Budapest Festival Orchestra/Ivan Fischer Those old Bartok performances are great. Showcases by Bartok pupils and associates like Reiner, Dorati, and Solti, for their great Western orchestras to strut their stuff. But a more recent vintage of Hungarian performers is able to grasp the essential ‘Hungarianness’ of the music in ways that eluded many of their older colleagues in America and England. Frankly, compared to their recording 20 years ago, Fischer’s live performance last week was a bit disappointing. It was nothing less than a very good performance with third and fifth movements nothing short of masterly, but I wonder if the concerts were so ambitious that the Concerto got slightly cheated out of rehearsal time. It’s a shame, because this recording is electricity personified: a lighter wear on its dancing shoes than the live performance, much better shaded and phrased, with more extreme dynamics, and so exciting at times that your jaw drops to the floor. When Ivan Fischer recorded Bartok in the mid-to-late 90’s, the (very small these days) classical music world felt shook up, we’d never heard Bartok like this. Bartok was no longer a byword for dissonant virtuosity, but was atmospheric and songful and humorous and even nostalgic. No one could ever call Bartok ‘noise’ ever again.
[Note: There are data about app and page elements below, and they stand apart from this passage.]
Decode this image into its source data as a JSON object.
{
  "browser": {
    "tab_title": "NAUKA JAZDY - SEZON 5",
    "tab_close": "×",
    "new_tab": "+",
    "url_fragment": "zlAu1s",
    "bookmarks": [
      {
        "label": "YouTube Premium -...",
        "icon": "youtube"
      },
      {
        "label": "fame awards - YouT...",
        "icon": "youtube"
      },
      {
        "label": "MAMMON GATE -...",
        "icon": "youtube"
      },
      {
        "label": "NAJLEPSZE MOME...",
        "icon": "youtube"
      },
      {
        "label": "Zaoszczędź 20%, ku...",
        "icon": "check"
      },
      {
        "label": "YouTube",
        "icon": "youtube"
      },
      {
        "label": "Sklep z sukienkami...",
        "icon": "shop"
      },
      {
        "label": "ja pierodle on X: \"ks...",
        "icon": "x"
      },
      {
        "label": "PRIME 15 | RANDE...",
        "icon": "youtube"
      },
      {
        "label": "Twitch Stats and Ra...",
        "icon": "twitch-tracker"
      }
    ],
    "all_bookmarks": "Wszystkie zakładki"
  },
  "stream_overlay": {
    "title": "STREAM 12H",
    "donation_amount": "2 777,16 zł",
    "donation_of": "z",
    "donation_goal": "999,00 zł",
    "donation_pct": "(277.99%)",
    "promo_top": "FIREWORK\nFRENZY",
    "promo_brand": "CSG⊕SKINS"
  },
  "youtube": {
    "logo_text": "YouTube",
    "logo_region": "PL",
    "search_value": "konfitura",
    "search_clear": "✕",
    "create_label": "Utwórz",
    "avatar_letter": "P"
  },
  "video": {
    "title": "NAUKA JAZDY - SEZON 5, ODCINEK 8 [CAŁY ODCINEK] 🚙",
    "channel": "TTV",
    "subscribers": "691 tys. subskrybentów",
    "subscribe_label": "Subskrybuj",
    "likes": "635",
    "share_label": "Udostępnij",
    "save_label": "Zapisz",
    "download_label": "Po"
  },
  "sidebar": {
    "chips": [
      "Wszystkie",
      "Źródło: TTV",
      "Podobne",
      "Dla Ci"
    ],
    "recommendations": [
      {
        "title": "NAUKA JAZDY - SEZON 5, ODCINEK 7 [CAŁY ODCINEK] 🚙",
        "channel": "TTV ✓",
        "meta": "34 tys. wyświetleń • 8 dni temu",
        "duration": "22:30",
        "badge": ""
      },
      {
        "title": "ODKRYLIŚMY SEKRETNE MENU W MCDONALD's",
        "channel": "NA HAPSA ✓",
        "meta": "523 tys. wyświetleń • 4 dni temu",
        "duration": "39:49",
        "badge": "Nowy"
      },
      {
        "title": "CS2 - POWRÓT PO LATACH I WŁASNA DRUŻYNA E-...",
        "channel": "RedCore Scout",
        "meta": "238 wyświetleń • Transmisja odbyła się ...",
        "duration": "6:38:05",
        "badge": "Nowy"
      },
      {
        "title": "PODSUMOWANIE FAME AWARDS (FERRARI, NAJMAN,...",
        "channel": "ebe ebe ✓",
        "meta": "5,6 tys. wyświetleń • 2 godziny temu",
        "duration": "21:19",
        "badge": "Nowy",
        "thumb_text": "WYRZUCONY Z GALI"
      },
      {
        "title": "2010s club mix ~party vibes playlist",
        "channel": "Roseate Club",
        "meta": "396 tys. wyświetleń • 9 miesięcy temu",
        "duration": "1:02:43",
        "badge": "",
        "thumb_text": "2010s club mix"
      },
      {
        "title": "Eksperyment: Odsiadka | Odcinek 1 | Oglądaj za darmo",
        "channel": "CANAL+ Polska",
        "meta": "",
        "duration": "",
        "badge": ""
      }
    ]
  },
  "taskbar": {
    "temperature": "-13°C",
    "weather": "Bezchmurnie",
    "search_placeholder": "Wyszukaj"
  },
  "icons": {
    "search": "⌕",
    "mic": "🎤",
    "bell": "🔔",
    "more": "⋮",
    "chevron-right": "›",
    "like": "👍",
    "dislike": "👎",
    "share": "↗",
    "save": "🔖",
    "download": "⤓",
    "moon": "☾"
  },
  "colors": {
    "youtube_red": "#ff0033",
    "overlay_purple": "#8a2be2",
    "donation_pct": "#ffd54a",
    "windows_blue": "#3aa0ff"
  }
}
And yet, just listen, has there ever been a more exciting performance?
Hungarian National Philharmonic/Zoltan Koscis Zoltan Koscis was already one of the greatest pianists who ever lived, and he was probably the greatest Bartok pianist since Bartok himself (apologies to Gyorgy Sandor). But once he picked up the baton, he became, almost beyond question, the single greatest Bartok performer. If Ivan Fischer made his music through electricity and vitality, Koscis makes his mark here through color and atmosphere. Of all the many great recordings of Bartok’s Concerto for Orchestra, there has never been a more atmospheric, more colorful, more nostalgic recording with more pungent dance rhythms of the Concerto Zenekarra than this. I doubt any performance has ever captured the essential ‘Hungarian-ness’ of this work better.
Concertgebouw Orchestra/Paavo Jarvi It’s just a YouTube capture, a bad sounding live recording of a conductor of our day (admittedly a great and still underrated one) who seems otherwise to have no especial connection to Bartok. And yet, just listen – the dark atmosphere, the violence, the humor, the dance rhythms, they’re all there, brought out and pointed up in ways that put more famous Bartokians to shame. It may just be a radio broadcast, but this is, quite simply, the best performance I’ve ever heard of this all too familiar masterwork.
Philadelphia Orchestra/Christoph Eschenbach Another recording of relatively recent vintage that blows older more famous recordings out of the water. The all-important central movement (third) has never ever been done better than here, full of the atmosphere and terrors of night. Eschenbach, forever ripped apart by critics for his unorthodox interpretations, shows a manner of playing this piece that sounds both spontaneous and unimposed.
Chicago Symphony/Fritz Reiner You simply can’t leave this recording off the list. It’s just too iconic, too wrapped in legend, too well-played, too well-recorded, too awe-inspiring. It won’t tell you quite the whole story; next to recordings of fifty years later it gets so little of the Hungarian atmosphere, but the seat-of-the-pants virtuosity of the story it tells is electrifying.